Washington Editor

Representatives from ImClone Systems Inc. and Bristol-Myers Squibb Co. met Tuesday with the FDA regarding the stalled biologics license application for Erbitux, a cancer drug.

The agency and the New York-based companies were expected to discuss which course of action should be taken to move the colorectal cancer drug to the market. Possible scenarios include the FDA accepting additional data from the completed trials, the agency allowing submission of data from ongoing European trials, or the requirement for new studies.

Officials at the companies were not commenting as of Tuesday evening.

From an investor standpoint, the House Energy and Commerce Committee became interested in ImClone’s business practices when the FDA issued the company a “refuse-to-file” letter for Erbitux after Christmas. The committee raised concerns that investors and Wall Street may not have been fully informed of the drug’s likelihood to win FDA approval. (See BioWorld Today, Jan. 22, 2002.)

The FDA’s letter became news after the Cancer Letter, a Washington-based newsletter, published excerpts from it, including the agency’s comment that it had identified 21 patients who died within a month of their last Erbitux treatment, compared to ImClone’s count of three. Also, the FDA had warned ImClone that it would have to demonstrate Campostar (irinotecan) was required to be dosed with Erbitux, but ImClone never provided such data.

ImClone lost a $300 million milestone payment from partner Bristol-Myers Squibb when the BLA wasn’t accepted. BMS, however, did purchase 20 percent of ImClone before the setback. (See BioWorld Today, Jan. 3, 2002.)

Following the recent downward spiral, Bristol-Myers has proposed restructuring the deal with ImClone.
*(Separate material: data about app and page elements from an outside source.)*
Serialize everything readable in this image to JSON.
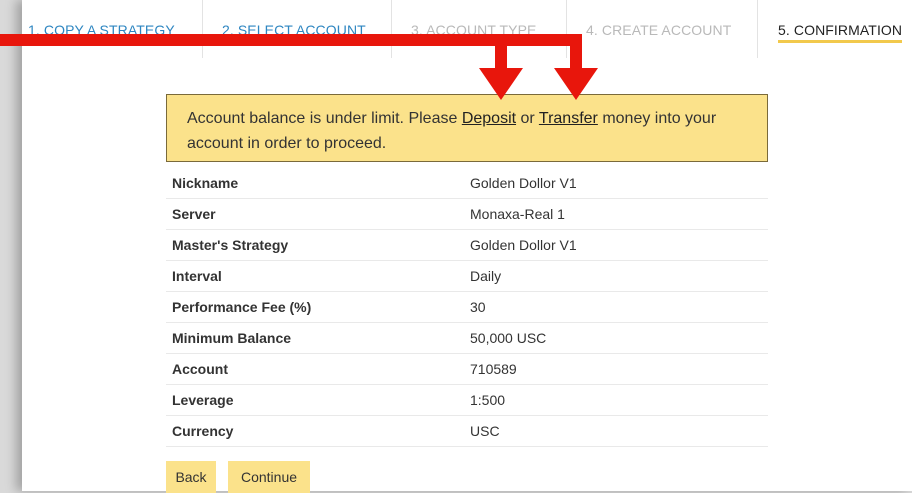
{
  "tabs": [
    {
      "label": "1. COPY A STRATEGY",
      "state": "link"
    },
    {
      "label": "2. SELECT ACCOUNT",
      "state": "link"
    },
    {
      "label": "3. ACCOUNT TYPE",
      "state": "disabled"
    },
    {
      "label": "4. CREATE ACCOUNT",
      "state": "disabled"
    },
    {
      "label": "5. CONFIRMATION",
      "state": "active"
    }
  ],
  "alert": {
    "text_before": "Account balance is under limit. Please ",
    "deposit_link": "Deposit",
    "text_middle": " or ",
    "transfer_link": "Transfer",
    "text_after": " money into your account in order to proceed."
  },
  "details": [
    {
      "label": "Nickname",
      "value": "Golden Dollor V1"
    },
    {
      "label": "Server",
      "value": "Monaxa-Real 1"
    },
    {
      "label": "Master's Strategy",
      "value": "Golden Dollor V1"
    },
    {
      "label": "Interval",
      "value": "Daily"
    },
    {
      "label": "Performance Fee (%)",
      "value": "30"
    },
    {
      "label": "Minimum Balance",
      "value": "50,000 USC"
    },
    {
      "label": "Account",
      "value": "710589"
    },
    {
      "label": "Leverage",
      "value": "1:500"
    },
    {
      "label": "Currency",
      "value": "USC"
    }
  ],
  "buttons": {
    "back": "Back",
    "continue": "Continue"
  },
  "colors": {
    "accent": "#fbe28b",
    "link": "#2e86c1",
    "arrow": "#e8160c"
  }
}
The company offered to take regulatory and clinical matters out of ImClone’s hands, alter senior management at ImClone until the drug is approved, expand Bristol-Myers’ rights to intellectual property related to the drug and lift some restrictions on Bristol-Myers’ ability to resell ImClone shares. (See BioWorld Today, Feb. 7, 2002, and Feb. 13, 2002.)

ImClone refused the offer and Bristol-Myers responded that it is “considering our business and legal options with respect to our relationship with ImClone but will wait until after the FDA meeting.”
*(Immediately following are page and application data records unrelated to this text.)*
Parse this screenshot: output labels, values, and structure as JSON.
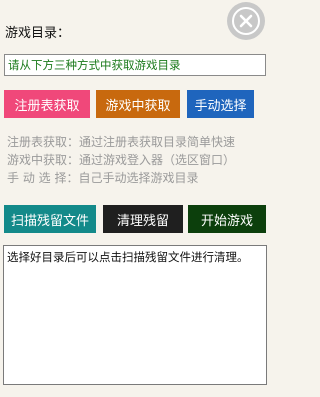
{
  "header": {
    "title": "游戏目录：",
    "close_icon": "close-circle-icon"
  },
  "path_field": {
    "placeholder": "请从下方三种方式中获取游戏目录"
  },
  "methods": {
    "registry_label": "注册表获取",
    "ingame_label": "游戏中获取",
    "manual_label": "手动选择"
  },
  "info": {
    "line1": "注册表获取：通过注册表获取目录简单快速",
    "line2": "游戏中获取：通过游戏登入器（选区窗口）",
    "line3": "手 动 选 择：自己手动选择游戏目录"
  },
  "actions": {
    "scan_label": "扫描残留文件",
    "clean_label": "清理残留",
    "start_label": "开始游戏"
  },
  "log": {
    "text": "选择好目录后可以点击扫描残留文件进行清理。"
  },
  "colors": {
    "registry_btn": "#f0487a",
    "ingame_btn": "#c8690e",
    "manual_btn": "#1f65bd",
    "scan_btn": "#138a8a",
    "clean_btn": "#1f1f1f",
    "start_btn": "#0c3f0c",
    "path_text": "#1b7a1b"
  }
}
ImClone’s stock (NASDAQ:IMCL) closed Tuesday at $15.52, up 79 cents.